Since our founding in 2002, Cynthia Mickens Ministries (CMM) has:
• Acquired almost four acres of land in the City of Hutchins with existing buildings and ample room to expand programs.
• Recruited an eight-member active Board of Directors and Advisory Board representing ethnic/cultural diversity and breadth of relevant expertise.
• Built solid and supportive relationships with community leaders, business owners, and interested citizens who are committed to seeing the program vision of PWP fulfilled.
• Generated significant numbers of volunteers helping with the programs.
• Developed and copyrighted the Path-Way to Purpose® Course and demonstrated its effectiveness in empowering women, men, and children for economic self-sufficiency.
• Developed a collaborative out-of-school program for 6-12-year-old children.
• Engaged partners who provide services to enhance the healthy lifestyles of clients.

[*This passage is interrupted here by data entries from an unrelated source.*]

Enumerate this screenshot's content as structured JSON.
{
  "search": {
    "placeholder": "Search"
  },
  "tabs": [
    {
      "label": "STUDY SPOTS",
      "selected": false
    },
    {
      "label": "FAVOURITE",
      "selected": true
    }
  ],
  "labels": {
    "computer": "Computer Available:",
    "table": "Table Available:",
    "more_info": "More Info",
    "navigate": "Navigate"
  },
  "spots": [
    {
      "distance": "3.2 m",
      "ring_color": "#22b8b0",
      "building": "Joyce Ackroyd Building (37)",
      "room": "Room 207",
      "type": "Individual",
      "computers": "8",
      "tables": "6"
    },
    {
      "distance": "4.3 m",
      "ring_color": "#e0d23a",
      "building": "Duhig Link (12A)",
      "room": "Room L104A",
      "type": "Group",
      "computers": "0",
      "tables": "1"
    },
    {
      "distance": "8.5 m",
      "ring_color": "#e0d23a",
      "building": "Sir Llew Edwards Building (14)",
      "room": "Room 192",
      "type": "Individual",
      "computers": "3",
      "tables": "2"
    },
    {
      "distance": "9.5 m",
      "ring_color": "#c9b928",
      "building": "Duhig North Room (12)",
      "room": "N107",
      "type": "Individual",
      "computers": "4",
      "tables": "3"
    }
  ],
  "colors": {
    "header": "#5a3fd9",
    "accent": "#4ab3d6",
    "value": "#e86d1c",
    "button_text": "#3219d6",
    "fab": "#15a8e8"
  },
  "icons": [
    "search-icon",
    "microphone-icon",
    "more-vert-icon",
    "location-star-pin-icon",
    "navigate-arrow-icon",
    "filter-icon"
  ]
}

• Obtained pro-bono architectural designs and cost estimates for a future phased construction of a 50 to 100 unit housing complex.
• Created an organizational development and staffing plan.
• The founder of CMM, Cynthia Mickens Ross, Ph.D., has provided the leadership for developing the concept for the program and community support with minimal financial resources. The organization is now ready to move to a new stage of development and build its capacity. Dr. Mickens Ross oversees operations as the Chief Executive Officer. CMM hired a consulting firm to
assist the CEO and board in developing a strategic business plan, fund development strategy, and program development within high-quality standards, policies, procedures, and resource development. • Community Needs Addressing: A local study commissioned by the Communities Foundation of Texas found that 39% and 36% of households in the City of Dallas and Dallas County, respectively, were in "asset poverty" (insufficient net worth to support itself at the federal poverty level for three months in the absence of income). Sixty-one percent of these families are single-parent households. A conservative estimate is that 60% of these women with small children and living in poverty (3,420) do not have developmental, substance use, and mental disorders that would preclude them from becoming economically self-sufficient if provided services specifically designed to achieve this outcome. These women and their children could benefit from CMM's services.